Tim Pocock died peacefully at home on Sunday 1st May after battling oesophageal cancer.
Born in Bristol on 2nd July 1946, he was the second of three children, of John Arthur Pocock, a distinguished General Surgeon at the Bristol Royal Infirmary and his wife, Cicely Barbara.
He attended Clifton College Preparatory School Bristol from 1953-59 and Clifton College Senior School from 1959-64 where he started in East House as a day boy then moved into Watsons as a boarder. He was known for his rugby and cricketing skills, his sense of humour, intelligence and wit. He decided to follow in his father’s and grandfather’s footsteps and pursue a medical career, studying at Bristol University from where he qualified in 1971 with MB ChB (and some kind of qualification in building a pedal car named Thrombus Three). After house jobs he worked first in orthopaedics then a year in General Practice and a further six months in urology before commencing his career in Obstetrics and Gynaecology. Tim started his O&G rotations in the Bristol hospitals, the Bristol Maternity Hospital, Bristol Royal Infirmary, Southmead and Frenchay. He gained his MRCOG in 1976. In 1978 Tim moved to London where he worked at the Westminster hospitals, first as registrar then Senior Registrar. During this time he gained his FRCS (Edin).

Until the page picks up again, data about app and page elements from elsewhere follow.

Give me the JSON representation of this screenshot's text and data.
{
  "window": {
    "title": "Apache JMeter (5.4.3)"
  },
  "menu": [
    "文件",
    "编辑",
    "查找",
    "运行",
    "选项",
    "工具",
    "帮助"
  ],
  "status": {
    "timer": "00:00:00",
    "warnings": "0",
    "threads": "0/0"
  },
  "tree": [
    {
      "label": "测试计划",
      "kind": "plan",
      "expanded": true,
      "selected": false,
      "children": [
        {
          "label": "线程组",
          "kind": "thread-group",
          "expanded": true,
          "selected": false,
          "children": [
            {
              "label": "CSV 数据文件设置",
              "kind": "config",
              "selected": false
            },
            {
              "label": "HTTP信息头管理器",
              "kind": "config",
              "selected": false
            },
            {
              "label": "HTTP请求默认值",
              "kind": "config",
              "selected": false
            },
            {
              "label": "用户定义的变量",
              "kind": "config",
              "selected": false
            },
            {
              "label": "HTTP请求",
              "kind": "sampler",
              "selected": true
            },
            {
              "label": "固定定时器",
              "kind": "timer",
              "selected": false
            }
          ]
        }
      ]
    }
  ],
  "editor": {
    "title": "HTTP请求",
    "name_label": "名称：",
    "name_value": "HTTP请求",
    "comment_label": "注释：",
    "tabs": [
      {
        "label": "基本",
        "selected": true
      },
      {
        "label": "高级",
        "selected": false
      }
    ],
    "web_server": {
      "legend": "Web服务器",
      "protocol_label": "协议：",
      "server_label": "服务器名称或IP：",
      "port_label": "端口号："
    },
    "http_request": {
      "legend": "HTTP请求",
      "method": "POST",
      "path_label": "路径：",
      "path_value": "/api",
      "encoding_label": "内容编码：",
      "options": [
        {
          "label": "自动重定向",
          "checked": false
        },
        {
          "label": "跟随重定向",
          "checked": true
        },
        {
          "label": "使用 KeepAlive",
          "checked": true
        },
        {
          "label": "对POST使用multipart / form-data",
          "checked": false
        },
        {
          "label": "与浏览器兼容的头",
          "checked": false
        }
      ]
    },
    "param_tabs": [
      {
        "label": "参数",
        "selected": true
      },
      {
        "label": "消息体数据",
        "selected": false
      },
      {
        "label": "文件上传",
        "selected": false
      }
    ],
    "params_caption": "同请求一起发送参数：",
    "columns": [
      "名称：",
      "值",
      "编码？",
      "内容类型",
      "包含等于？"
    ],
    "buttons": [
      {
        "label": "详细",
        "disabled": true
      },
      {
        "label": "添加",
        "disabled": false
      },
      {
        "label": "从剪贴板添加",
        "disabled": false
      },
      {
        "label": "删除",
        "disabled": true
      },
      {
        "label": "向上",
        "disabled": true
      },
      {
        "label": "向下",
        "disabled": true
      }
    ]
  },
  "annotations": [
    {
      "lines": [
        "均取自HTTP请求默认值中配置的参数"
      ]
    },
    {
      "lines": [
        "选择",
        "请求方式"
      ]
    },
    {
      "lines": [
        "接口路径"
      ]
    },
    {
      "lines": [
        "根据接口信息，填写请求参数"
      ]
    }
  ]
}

In 1984 Tim was appointed as Consultant Gynaecologist and Obstetrician at Southend University Hospital. At that time the Department was on the Rochford hospital site. With friends at Round Table he was a very active fund raiser for the colposcopy service. Laser equipment was installed; to this day the fund is still active.
Tim was also instrumental setting up the gynaecological oncology service in Southend, enabling the Hospital to obtain accreditation as a Gynaecological Oncology Centre in Essex.
He was a highly skilled surgeon, able to perform a wide variety of gynaecological surgery and had an enviable reputation amongst his colleagues and local GP’s. His skills in Obstetrics and Gynaecology were highly respected. His leadership skills were recognised when he was appointed as the specialty clinical director.
Patients remember him as calm, kind, and compassionate; his colleagues that he was an easy person to get on with and with a great sense of humour.
On the home front – he enjoyed DIY and undertook sustainable home alterations before they became generally popular by installing his own heat exchange system in the loft and enormous rain water storage and recycling tanks for which he did 95% of the work of digging the pipes and plumbing the tanks himself. His garden is a real tribute to his love of growing and building with ponds, gazebos and arbours all constructed by him.
He had a tendency to be somewhat impatient and did not like to waste time at work or at leisure. He skied – always trying to be faster than the rest of the family, sailed – trying to be the boat at the front of the fleet, and he drove his beloved old Series II Morris Minor as fast as possible on the John O’Groats to Lands End Endurance run. His love of classic cars also prompted him to purchase a beautiful Series II E-Type Jaguar, though he didn’t have long enough to fully appreciate it.
In his final months he showed great bravery and dignity and left a legacy of which his family are very proud.
He is survived by his widow, Deborah, and their sons, James and Nicholas; his first wife Jessica, their son Christopher (his wife Nicola and two granddaughters), and daughter Helen; his sister Susan and brother Richard.
Tim will be greatly missed by many.
Mrs Deborah Pocock